The Transgender Bathroom Culture Wars: What Does Massachusetts Law Require?

Transgender bathroom access is currently a hot topic. Some states, like North Carolina, have recently enacted legislation requiring individuals to use restrooms and changing facilities that correspond to the sex on their birth certificates. Other states, however, as well as federal agencies — including OSHA in its “best practices” guidelines issued in June 2015 — have come down squarely on allowing individuals with access to bathrooms corresponding to their gender identities. Where does Massachusetts stand? Massachusetts law is now clear that all company bathrooms — whether open to the public or reserved for employees — should be open to individuals based on their gender identity.

Massachusetts prohibits discrimination based on gender identity both in places of public accommodation and in employment. In legislation signed by Governor Baker on July 8, 2016, Massachusetts joined approximately twenty states in barring discrimination based on gender identity in places of public accommodation. Massachusetts has prohibited discrimination based on gender identity in employment since July 2012. Although the amendments to the public accommodation statute are not due to go into effect until October 1, 2016, the Massachusetts Commission Against Discrimination (MCAD), the state agency charged with enforcement of the Massachusetts anti-discrimination laws, has interpreted the public accommodation law as prohibiting discrimination based on gender identity through existing prohibitions against discrimination based on gender, disability, and sexual orientation. The recent amendment expressly adds gender identity to the list of protected categories.

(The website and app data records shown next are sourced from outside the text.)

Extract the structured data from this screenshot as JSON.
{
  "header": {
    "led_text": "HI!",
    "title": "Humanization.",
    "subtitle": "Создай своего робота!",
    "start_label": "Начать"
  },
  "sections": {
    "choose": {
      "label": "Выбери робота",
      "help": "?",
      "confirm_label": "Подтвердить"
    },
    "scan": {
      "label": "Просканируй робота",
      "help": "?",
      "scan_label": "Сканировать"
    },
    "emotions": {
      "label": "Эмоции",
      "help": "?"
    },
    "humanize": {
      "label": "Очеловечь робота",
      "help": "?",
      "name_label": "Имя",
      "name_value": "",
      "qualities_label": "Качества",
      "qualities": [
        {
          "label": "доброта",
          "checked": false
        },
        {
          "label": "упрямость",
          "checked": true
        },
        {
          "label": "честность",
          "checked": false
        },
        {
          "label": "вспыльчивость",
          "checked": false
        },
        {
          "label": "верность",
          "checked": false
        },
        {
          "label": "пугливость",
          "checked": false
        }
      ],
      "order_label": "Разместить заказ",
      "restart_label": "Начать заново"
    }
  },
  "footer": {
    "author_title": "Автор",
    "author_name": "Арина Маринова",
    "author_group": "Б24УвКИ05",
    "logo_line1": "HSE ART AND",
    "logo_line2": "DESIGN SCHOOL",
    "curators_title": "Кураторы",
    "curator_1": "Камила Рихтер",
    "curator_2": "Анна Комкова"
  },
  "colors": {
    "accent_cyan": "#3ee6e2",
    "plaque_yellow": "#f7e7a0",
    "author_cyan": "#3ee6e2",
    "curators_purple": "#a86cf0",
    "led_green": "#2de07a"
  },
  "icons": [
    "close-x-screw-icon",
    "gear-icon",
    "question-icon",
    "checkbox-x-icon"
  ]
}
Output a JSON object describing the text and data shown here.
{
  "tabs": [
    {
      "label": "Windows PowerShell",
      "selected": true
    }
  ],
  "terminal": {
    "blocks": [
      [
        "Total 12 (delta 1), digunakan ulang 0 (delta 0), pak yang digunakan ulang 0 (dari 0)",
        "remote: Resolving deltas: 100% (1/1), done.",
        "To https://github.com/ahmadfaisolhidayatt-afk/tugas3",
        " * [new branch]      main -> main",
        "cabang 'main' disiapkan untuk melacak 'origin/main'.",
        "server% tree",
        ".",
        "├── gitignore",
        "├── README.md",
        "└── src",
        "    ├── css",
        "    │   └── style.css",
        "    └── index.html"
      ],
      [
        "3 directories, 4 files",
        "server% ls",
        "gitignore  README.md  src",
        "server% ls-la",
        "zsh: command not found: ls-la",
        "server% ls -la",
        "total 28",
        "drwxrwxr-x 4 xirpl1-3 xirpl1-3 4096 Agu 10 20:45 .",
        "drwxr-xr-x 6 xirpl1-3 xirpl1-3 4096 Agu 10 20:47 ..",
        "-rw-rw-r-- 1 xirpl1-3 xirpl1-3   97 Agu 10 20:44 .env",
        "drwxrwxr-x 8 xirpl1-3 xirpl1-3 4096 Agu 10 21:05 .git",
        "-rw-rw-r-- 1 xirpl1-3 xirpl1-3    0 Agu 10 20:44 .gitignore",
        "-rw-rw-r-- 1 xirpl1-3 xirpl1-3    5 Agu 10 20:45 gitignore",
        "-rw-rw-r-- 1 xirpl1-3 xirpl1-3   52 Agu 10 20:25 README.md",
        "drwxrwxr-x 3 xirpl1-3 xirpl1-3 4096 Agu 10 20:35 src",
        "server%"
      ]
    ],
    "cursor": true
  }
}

On the bathroom access issue, in amending the public accommodation statute, the Massachusetts Legislature weighed in on the debate swirling around transgender bathrooms on the side of equal access, and the amended law expressly states that companies “shall grant all persons” access to gender-restricted facilities or gender-restricted areas in a manner “consistent” with their “gender identity.” Accordingly, fitness centers for women only, or sex-segregated bathrooms or locker rooms, must be open to individuals based on their gender identity.

The newly-enacted public accommodation legislation follows the approach that the MCAD has taken in interpreting the gender identity protections under Massachusetts’ employment discrimination law. In a Fact Sheet on Gender Identity Protections, the MCAD has alerted employers that “an employer’s denial of permission to use the bathroom of one’s identifying gender could be viewed as discriminatory.”

Massachusetts companies will need to educate their employees on these legal requirements. Violation of the public accommodations and employment discrimination laws can result in civil damages. Violation of the public accommodations law can also result in criminal fines of up to $2,500 or imprisonment for up to one year, or both. Employers who have inadequately trained their employees are at risk both from transgender persons, claiming harassment from coworkers, or from coworkers, claiming harassment based on the transgender employees’ use of the coworkers’ restrooms. To manage these concerns, Massachusetts employers should review their personnel policies and harassment trainings to make sure that transgender issues are adequately addressed.

If you have any questions about the information presented here, or have any employment law concerns, please contact Daniel S. Tarlow, chair of the firm’s Employment Practice Group, at 617 456 8013 or dtarlow@princelobel.com, or Laurie F. Rubin, the author of this alert, at 617 456 8020 or lrubin@princelobel.com.